▸ **TASK INPUTS**
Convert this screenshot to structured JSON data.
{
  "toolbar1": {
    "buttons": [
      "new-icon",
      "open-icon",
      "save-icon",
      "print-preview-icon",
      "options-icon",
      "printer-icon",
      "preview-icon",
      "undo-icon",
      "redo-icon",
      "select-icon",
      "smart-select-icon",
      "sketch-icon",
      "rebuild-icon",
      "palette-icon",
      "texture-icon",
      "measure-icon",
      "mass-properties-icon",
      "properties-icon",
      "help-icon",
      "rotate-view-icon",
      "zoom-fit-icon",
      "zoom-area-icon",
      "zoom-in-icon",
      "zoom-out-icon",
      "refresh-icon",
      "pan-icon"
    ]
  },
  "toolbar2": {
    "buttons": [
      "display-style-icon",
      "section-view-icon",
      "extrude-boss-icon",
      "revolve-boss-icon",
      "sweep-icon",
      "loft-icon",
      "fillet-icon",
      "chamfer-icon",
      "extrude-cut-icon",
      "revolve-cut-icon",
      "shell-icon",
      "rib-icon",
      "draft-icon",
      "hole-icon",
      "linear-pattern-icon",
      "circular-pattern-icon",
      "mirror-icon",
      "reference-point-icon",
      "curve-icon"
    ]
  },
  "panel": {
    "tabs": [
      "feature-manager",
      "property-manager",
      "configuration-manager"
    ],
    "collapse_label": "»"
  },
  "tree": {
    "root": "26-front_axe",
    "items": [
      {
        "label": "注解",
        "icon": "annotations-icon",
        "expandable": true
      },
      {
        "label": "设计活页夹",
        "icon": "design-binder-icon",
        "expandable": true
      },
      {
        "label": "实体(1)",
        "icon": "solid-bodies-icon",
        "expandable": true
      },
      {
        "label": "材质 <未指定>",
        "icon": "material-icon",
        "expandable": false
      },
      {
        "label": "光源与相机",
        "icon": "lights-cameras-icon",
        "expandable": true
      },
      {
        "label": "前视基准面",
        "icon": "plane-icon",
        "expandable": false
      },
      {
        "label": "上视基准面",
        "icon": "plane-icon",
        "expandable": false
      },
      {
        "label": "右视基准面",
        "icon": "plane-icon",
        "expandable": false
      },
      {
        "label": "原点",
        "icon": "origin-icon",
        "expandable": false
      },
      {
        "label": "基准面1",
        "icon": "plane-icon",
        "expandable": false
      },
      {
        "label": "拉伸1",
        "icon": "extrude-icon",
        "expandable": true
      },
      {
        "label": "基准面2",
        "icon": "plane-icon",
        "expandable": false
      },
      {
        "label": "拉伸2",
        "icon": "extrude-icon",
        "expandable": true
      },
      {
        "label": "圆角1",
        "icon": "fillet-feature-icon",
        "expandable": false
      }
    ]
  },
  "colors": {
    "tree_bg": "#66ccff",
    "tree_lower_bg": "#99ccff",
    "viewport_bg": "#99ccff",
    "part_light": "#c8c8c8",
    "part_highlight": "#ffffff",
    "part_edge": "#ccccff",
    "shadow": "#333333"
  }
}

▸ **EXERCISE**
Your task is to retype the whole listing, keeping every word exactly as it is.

▸ **ANSWER BOX**
Convert this screenshot to structured JSON data.
{
  "toolbar1": {
    "buttons": [
      "new-icon",
      "open-icon",
      "save-icon",
      "print-preview-icon",
      "options-icon",
      "printer-icon",
      "preview-icon",
      "undo-icon",
      "redo-icon",
      "select-icon",
      "smart-select-icon",
      "sketch-icon",
      "rebuild-icon",
      "palette-icon",
      "texture-icon",
      "measure-icon",
      "mass-properties-icon",
      "properties-icon",
      "help-icon",
      "rotate-view-icon",
      "zoom-fit-icon",
      "zoom-area-icon",
      "zoom-in-icon",
      "zoom-out-icon",
      "refresh-icon",
      "pan-icon"
    ]
  },
  "toolbar2": {
    "buttons": [
      "display-style-icon",
      "section-view-icon",
      "extrude-boss-icon",
      "revolve-boss-icon",
      "sweep-icon",
      "loft-icon",
      "fillet-icon",
      "chamfer-icon",
      "extrude-cut-icon",
      "revolve-cut-icon",
      "shell-icon",
      "rib-icon",
      "draft-icon",
      "hole-icon",
      "linear-pattern-icon",
      "circular-pattern-icon",
      "mirror-icon",
      "reference-point-icon",
      "curve-icon"
    ]
  },
  "panel": {
    "tabs": [
      "feature-manager",
      "property-manager",
      "configuration-manager"
    ],
    "collapse_label": "»"
  },
  "tree": {
    "root": "26-front_axe",
    "items": [
      {
        "label": "注解",
        "icon": "annotations-icon",
        "expandable": true
      },
      {
        "label": "设计活页夹",
        "icon": "design-binder-icon",
        "expandable": true
      },
      {
        "label": "实体(1)",
        "icon": "solid-bodies-icon",
        "expandable": true
      },
      {
        "label": "材质 <未指定>",
        "icon": "material-icon",
        "expandable": false
      },
      {
        "label": "光源与相机",
        "icon": "lights-cameras-icon",
        "expandable": true
      },
      {
        "label": "前视基准面",
        "icon": "plane-icon",
        "expandable": false
      },
      {
        "label": "上视基准面",
        "icon": "plane-icon",
        "expandable": false
      },
      {
        "label": "右视基准面",
        "icon": "plane-icon",
        "expandable": false
      },
      {
        "label": "原点",
        "icon": "origin-icon",
        "expandable": false
      },
      {
        "label": "基准面1",
        "icon": "plane-icon",
        "expandable": false
      },
      {
        "label": "拉伸1",
        "icon": "extrude-icon",
        "expandable": true
      },
      {
        "label": "基准面2",
        "icon": "plane-icon",
        "expandable": false
      },
      {
        "label": "拉伸2",
        "icon": "extrude-icon",
        "expandable": true
      },
      {
        "label": "圆角1",
        "icon": "fillet-feature-icon",
        "expandable": false
      }
    ]
  },
  "colors": {
    "tree_bg": "#66ccff",
    "tree_lower_bg": "#99ccff",
    "viewport_bg": "#99ccff",
    "part_light": "#c8c8c8",
    "part_highlight": "#ffffff",
    "part_edge": "#ccccff",
    "shadow": "#333333"
  }
}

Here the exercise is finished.